TASK OBJECTIVE
Give back each entry unchanged, minus pictures.

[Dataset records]
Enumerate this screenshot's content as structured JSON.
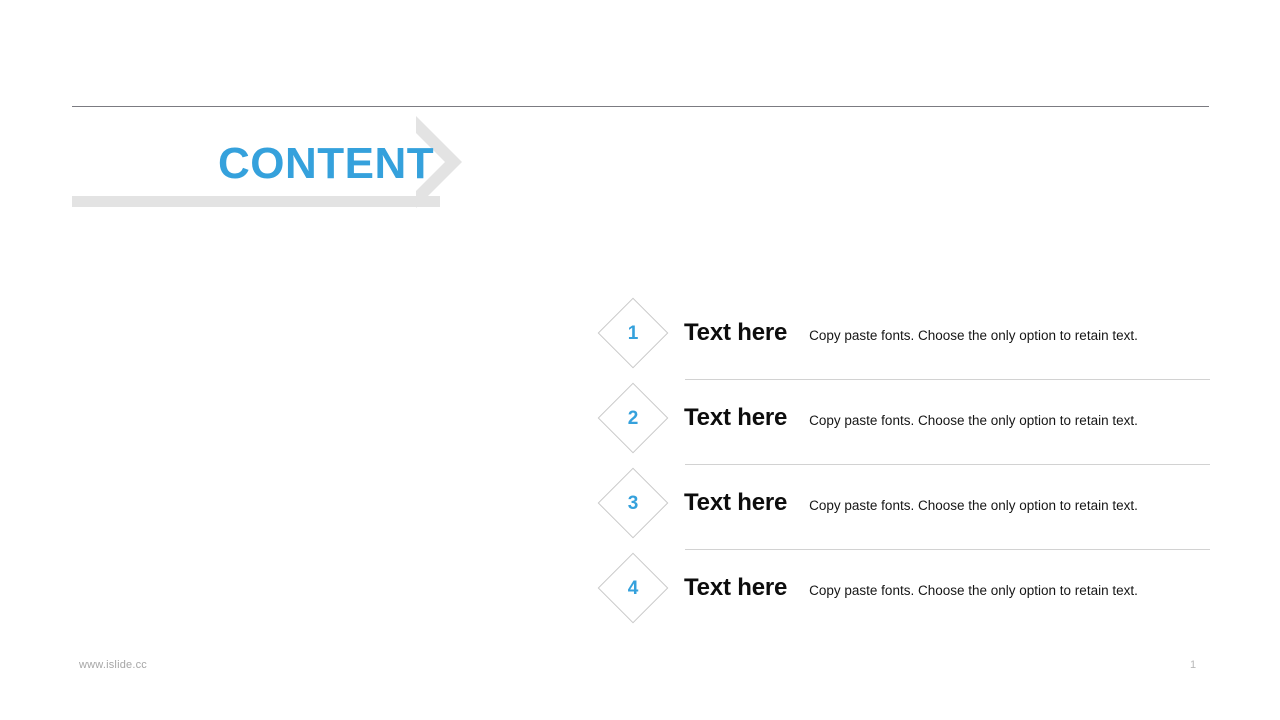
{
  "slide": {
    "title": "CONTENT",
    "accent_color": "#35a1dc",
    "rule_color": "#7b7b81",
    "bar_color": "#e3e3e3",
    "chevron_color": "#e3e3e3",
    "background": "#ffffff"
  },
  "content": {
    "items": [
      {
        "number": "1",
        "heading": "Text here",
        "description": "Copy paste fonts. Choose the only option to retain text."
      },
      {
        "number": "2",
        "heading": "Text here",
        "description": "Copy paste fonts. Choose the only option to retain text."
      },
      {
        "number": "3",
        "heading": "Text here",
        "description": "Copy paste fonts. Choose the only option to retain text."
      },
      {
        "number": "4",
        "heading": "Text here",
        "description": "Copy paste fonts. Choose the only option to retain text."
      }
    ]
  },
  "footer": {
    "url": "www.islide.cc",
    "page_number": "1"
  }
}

ANSWER
Enumerate this screenshot's content as structured JSON.
{
  "slide": {
    "title": "CONTENT",
    "accent_color": "#35a1dc",
    "rule_color": "#7b7b81",
    "bar_color": "#e3e3e3",
    "chevron_color": "#e3e3e3",
    "background": "#ffffff"
  },
  "content": {
    "items": [
      {
        "number": "1",
        "heading": "Text here",
        "description": "Copy paste fonts. Choose the only option to retain text."
      },
      {
        "number": "2",
        "heading": "Text here",
        "description": "Copy paste fonts. Choose the only option to retain text."
      },
      {
        "number": "3",
        "heading": "Text here",
        "description": "Copy paste fonts. Choose the only option to retain text."
      },
      {
        "number": "4",
        "heading": "Text here",
        "description": "Copy paste fonts. Choose the only option to retain text."
      }
    ]
  },
  "footer": {
    "url": "www.islide.cc",
    "page_number": "1"
  }
}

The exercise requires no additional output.